We’ve been saying that Toyota has been delinquent in embracing electric vehicles, but we didn’t expect this. Toyota has formed a new coalition to help to promote gas-powered vehicles over EVs. Called “Team Japan” it will initially impose its message only in Japan. The team looks to be formidable and includes Subaru, Mazda, Kawasaki, and Yamaha, besides Toyota. It says it will help to develop greener options to electricity, and that includes hydrogen power.
Did Toyota sign the pledge to ban gas-powered cars?
Just last week we reported on Toyota refusing to sign the climate pledge to stop making fossil-fuel vehicles by 2040. It plans on beginning with carbon-neutral racing fuels. Toyota and Mazda will team up to develop a biodiesel 1.5-liter Skyactiv-D engine.
Yamaha and Kawasaki together will develop a motorcycle hydrogen engine. Interestingly, Yamaha is in the middle of making motorcycle batteries that can be swapped in and out. How this coalition aligns with its project will be interesting.
“Using fuel in combination with internal combustion engines”
Subaru and Toyota will again come together, this time to make a biomass synthetic fuel for the 2022 Super Taikyu endurance racing program. “By promoting further collaboration in producing, transporting, and using fuel in combination with internal combustion engines, the five companies aim to provide customers with greater choice,” Toyota said in a statement.
Unfortunately for Toyota, its Mirai hydrogen-powered car has seen very limited acceptance. This is partially due to a lack of hydrogen stations and high costs. But also, it is because the carbon footprint from harvesting hydrogen and transporting it almost negates any advantage over gasoline power.
Hydrogen gas has a very low ignition energy
So, while hydrogen fuel releases no carbon, everything leading up to it powering the Mirai is involved and expensive. Hydrogen storage is very expensive. It’s also inefficient, whether you look at its volumetric, energy production, or density. Hydrogen gas has an ignition energy 20 times smaller than either natural gas or gasoline.
How hydrogen is collected and transported is also heavy on carbon emissions. Currently, processing hydrogen comes from coal or methane, which is what the whole abandonment of fossil fuels is targeting. As Elon Musk has continued to say, “Hydrogen is a staggeringly dumb form of energy storage for cars.” Whether those are obstacles Toyota can overcome remains to be seen.
Porsche has Toyota beat on making eFuel
As for the racing fuel it plans to develop, Porsche and Siemens have them beat by at least a year or more. They have developed a zero-carbon synthetic fuel or eFuel. The plan is for this eFuel to be run in vehicles currently powered by gas-powered internal combustion engines. And no conversion or modifications would be necessary. Construction of the synfuels plant has already begun in Punta Arenas, Chile.

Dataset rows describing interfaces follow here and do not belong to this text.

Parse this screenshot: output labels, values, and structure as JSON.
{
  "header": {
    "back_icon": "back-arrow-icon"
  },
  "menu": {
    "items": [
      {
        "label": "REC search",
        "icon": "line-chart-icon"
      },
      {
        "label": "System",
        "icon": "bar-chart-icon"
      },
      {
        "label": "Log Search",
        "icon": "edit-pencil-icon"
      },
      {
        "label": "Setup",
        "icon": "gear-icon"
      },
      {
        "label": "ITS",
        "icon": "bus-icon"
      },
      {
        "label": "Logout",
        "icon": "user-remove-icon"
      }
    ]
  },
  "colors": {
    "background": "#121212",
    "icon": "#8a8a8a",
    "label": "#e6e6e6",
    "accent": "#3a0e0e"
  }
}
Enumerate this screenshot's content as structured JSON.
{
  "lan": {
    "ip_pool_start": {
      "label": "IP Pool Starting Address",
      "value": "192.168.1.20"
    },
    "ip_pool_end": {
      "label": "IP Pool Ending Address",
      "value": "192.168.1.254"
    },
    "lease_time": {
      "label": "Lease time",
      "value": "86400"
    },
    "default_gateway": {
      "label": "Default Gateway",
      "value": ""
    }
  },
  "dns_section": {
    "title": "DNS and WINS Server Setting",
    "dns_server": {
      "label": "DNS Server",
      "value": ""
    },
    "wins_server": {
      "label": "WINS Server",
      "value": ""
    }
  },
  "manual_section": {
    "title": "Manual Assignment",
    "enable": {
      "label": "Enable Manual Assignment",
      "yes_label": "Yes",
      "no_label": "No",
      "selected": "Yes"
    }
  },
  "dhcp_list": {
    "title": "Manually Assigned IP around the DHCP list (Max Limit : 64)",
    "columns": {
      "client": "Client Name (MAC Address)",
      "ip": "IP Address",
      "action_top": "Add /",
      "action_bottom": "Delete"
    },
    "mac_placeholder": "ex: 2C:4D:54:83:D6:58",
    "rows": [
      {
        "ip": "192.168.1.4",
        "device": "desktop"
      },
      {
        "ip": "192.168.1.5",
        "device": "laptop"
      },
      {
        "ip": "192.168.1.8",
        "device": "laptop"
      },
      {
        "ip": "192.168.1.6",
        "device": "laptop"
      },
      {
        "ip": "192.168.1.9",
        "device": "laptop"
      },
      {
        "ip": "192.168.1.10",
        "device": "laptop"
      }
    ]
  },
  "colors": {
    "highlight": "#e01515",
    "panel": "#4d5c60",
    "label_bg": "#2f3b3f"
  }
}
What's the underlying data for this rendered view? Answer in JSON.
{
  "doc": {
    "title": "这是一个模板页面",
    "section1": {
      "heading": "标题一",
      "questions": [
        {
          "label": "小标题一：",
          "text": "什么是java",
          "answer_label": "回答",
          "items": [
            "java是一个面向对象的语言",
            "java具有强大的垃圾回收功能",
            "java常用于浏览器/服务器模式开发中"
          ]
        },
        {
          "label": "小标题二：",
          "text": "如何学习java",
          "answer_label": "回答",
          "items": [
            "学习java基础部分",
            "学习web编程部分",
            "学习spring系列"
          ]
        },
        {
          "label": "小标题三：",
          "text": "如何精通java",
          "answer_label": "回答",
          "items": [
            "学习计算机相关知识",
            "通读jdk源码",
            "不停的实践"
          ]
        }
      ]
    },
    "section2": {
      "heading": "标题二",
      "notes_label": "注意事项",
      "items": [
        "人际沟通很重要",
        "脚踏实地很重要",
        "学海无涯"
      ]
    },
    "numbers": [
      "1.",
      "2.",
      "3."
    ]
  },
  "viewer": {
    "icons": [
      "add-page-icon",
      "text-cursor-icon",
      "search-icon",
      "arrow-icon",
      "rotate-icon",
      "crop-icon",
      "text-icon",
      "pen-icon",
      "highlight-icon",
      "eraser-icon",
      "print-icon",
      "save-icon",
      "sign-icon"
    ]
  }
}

It is paradoxical why Toyota would want to be the face of anti-EVs. To the public, that would seem to be anti-environment, and that could be a tall marketing fiasco to overcome. And once invested, hydrogen could be an expensive fiasco to unwind.